I remember when the Mets used to have fun in Arizona. From 2005-2008 (otherwise known as “when the Mets were good”), the Mets went 13-2 in Chase Field, outscoring the Diamondbacks by a cumulative score of 113-40. And I think there were a couple of those seasons when the Snakes might have actually been good. But I suspect that even when the Diamondbacks were bad, they weren’t as awful as Arizona is playing right now. It’s nice to see them on the schedule this early when the Mets could really use a boost.
And boost they did, as they climbed to the .500 mark for the first time since Jerry Manuel decided to make Jenrry Mejia a mop-up reliever.* And Mejia, despite Snoop’s efforts to ruin him pitched very well on Tuesday with five scoreless innings, walking two and giving up two hits in 77 pitches. Of course, he had to leave because of a blister on his right middle finger the size of Godzilla. The upside is that if Mejia decides to send Manuel a very special message, it’ll be redder and bloodier.
Speaking of injuries, it was indeed Kirk Nieuwenhuis who came up to the big club to replace the injured Juan Lagares after Cyborg tore up Vegas the way Mejia tore up his blister. And Kirk didn’t disappoint, going 3-for-5 with three RBI and a home run into the swimming pool. (The ball was retrieved and brought to the Diamondbacks dugout, where it was reprimanded by the team.) He led the way in the Mets’ 9-0 win, and the most surprising aspect of it all was that it came against Bronson Arroyo. Arroyo was 8-3 with three complete games, a shutout, and a WHIP of 1.08 before Tuesday night’s pool party.
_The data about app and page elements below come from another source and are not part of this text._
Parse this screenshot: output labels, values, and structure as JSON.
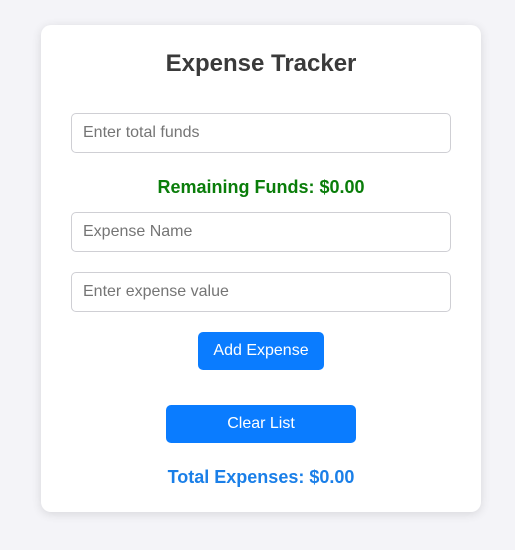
{
  "app": {
    "title": "Expense Tracker"
  },
  "funds_input": {
    "placeholder": "Enter total funds",
    "value": ""
  },
  "remaining": {
    "text": "Remaining Funds: $0.00"
  },
  "expense_name_input": {
    "placeholder": "Expense Name",
    "value": ""
  },
  "expense_value_input": {
    "placeholder": "Enter expense value",
    "value": ""
  },
  "buttons": {
    "add_label": "Add Expense",
    "clear_label": "Clear List"
  },
  "total": {
    "text": "Total Expenses: $0.00"
  },
  "colors": {
    "accent": "#0a7cff",
    "remaining_text": "#0a7d0a",
    "total_text": "#1a7fe8",
    "background": "#f4f4f8"
  }
}
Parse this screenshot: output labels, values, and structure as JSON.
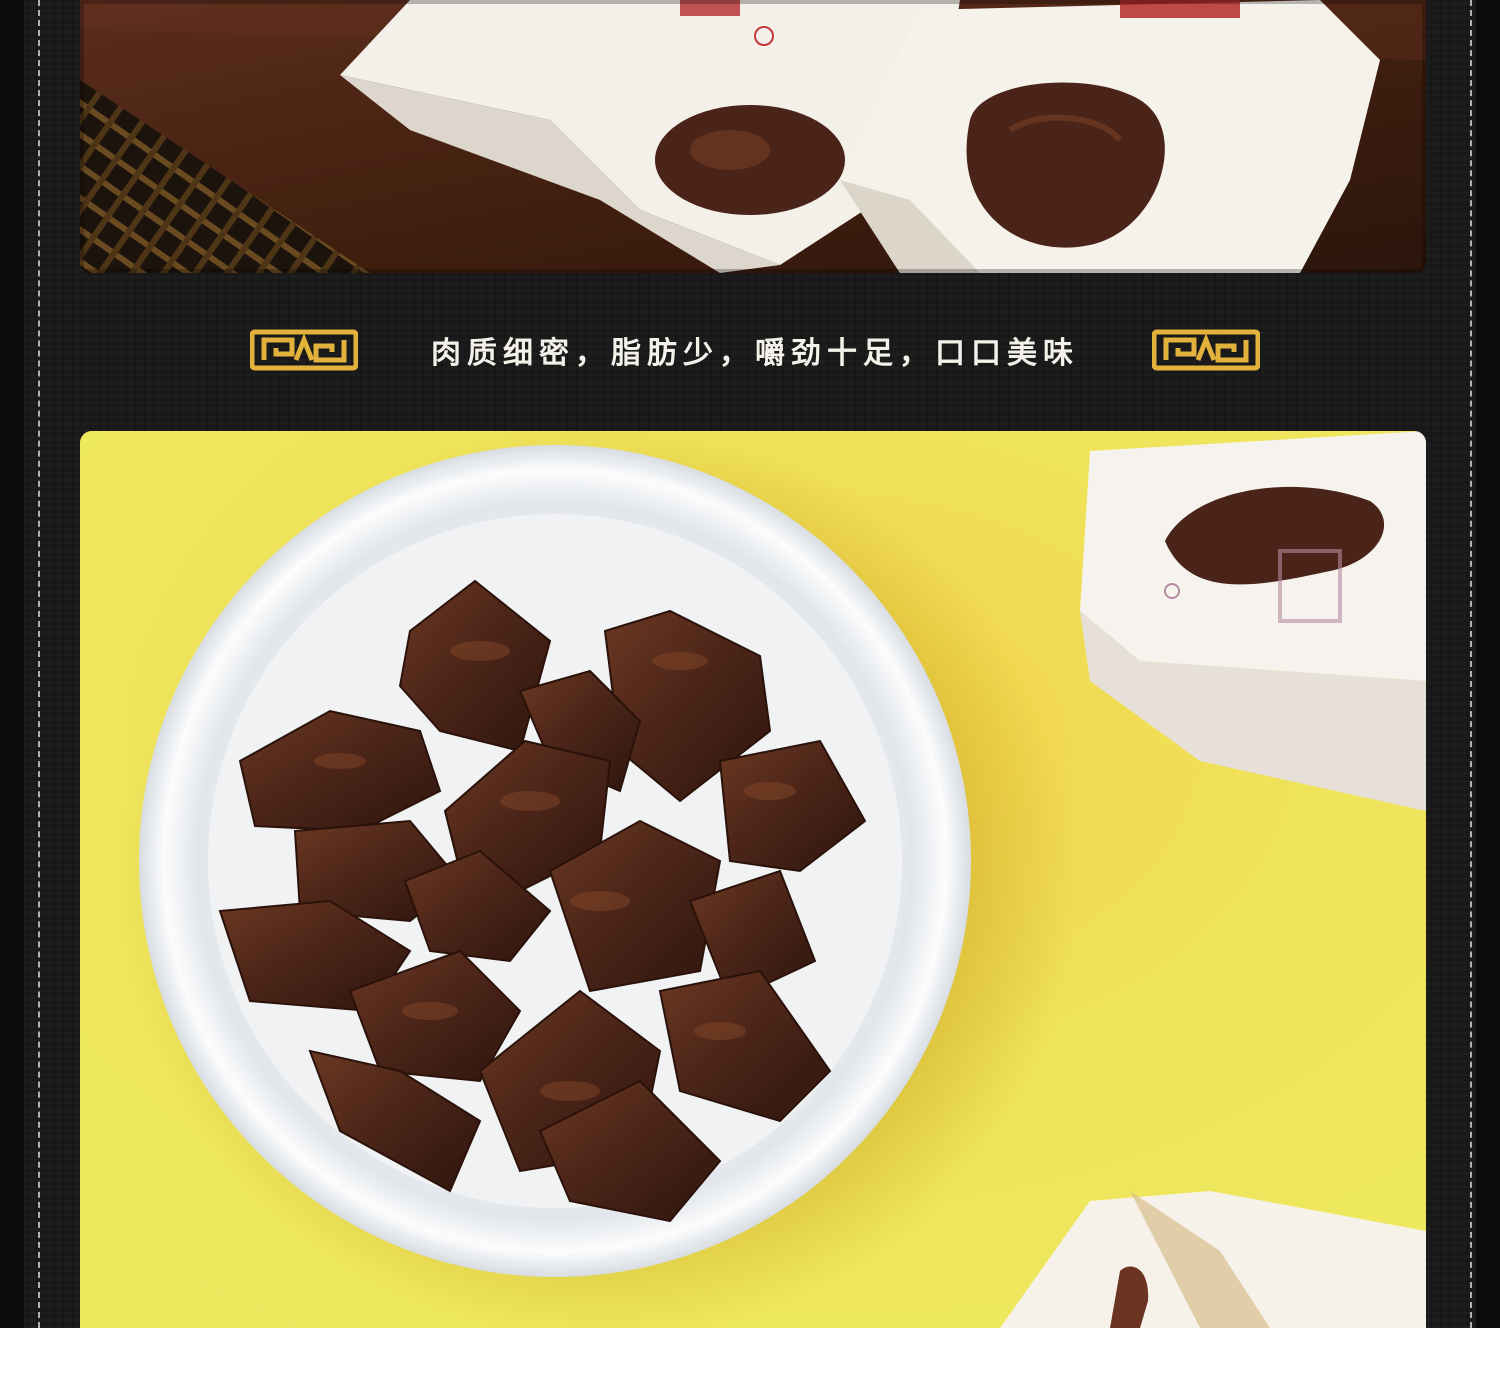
{
  "banner": {
    "slogan": "肉质细密，脂肪少，嚼劲十足，口口美味"
  },
  "colors": {
    "board": "#1a1a1b",
    "stitch": "#e6e6e6",
    "ornament": "#e3b23c",
    "slogan": "#f4f1ea",
    "yellow_backdrop": "#efe65a",
    "wood": "#3a1c14",
    "meat": "#4a2418"
  },
  "images": {
    "top_photo": "wrapped-beef-jerky-packets-on-wooden-board",
    "bottom_photo": "bowl-of-braised-beef-cubes-on-yellow-background"
  }
}
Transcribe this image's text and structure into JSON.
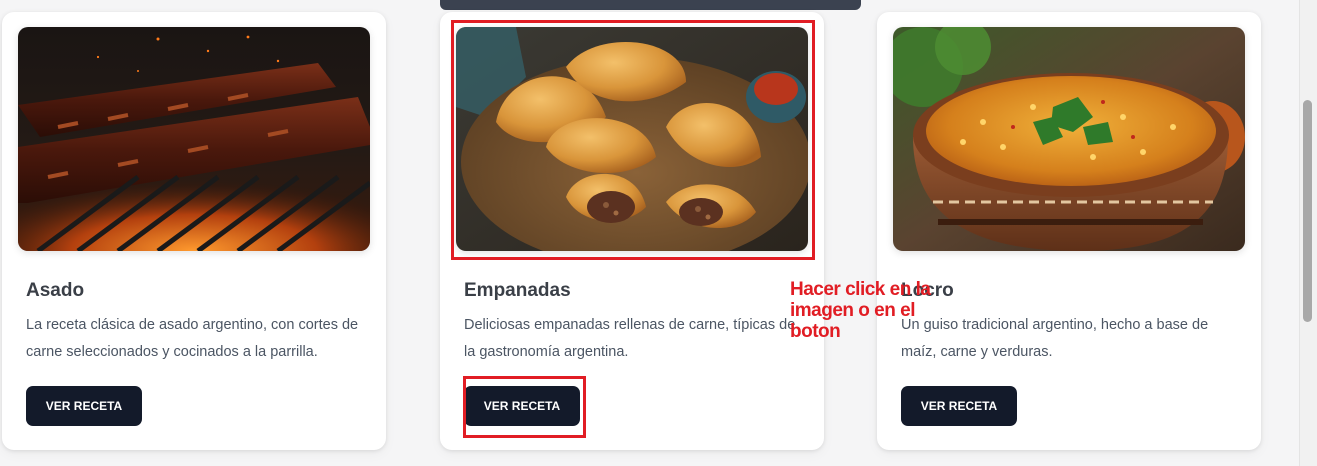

The only question now, according to Gary Cohen, is what happens to Chris Young if Kirk Nieuwenhuis stays hot? To which I respond … until when, Friday? When Chris Young comes back? And if Kirk Nieuwenhuis stays hot, is that the “world shaking event” that last night’s blood moon was supposed to foretell?
The only downside was that Oliver Perez faced the Mets for the first time since 2004, and pitched two shutout innings against them. (And that was backed up by a scoreless inning from J.J. Putz, which turned this game into the end of the Starsky and Hutch movie where Paul Michael Glaser and David Soul showed up.) Winning 9-0 and not scoring at least three runs off Perez is akin to the Jets going 14-2 and losing to the Dolphins three times (once in the playoffs). It’s bitter-sweet because that bum, who only seems to pitch well when he’s pitching for a meal, deserved to be pulled from the game by Kirk Gibson in full view of everyone.
Then again, Oliver Perez is Kirk Gibson’s karma comeuppance for 1988.
*It only seems like it. Actually, it seems longer.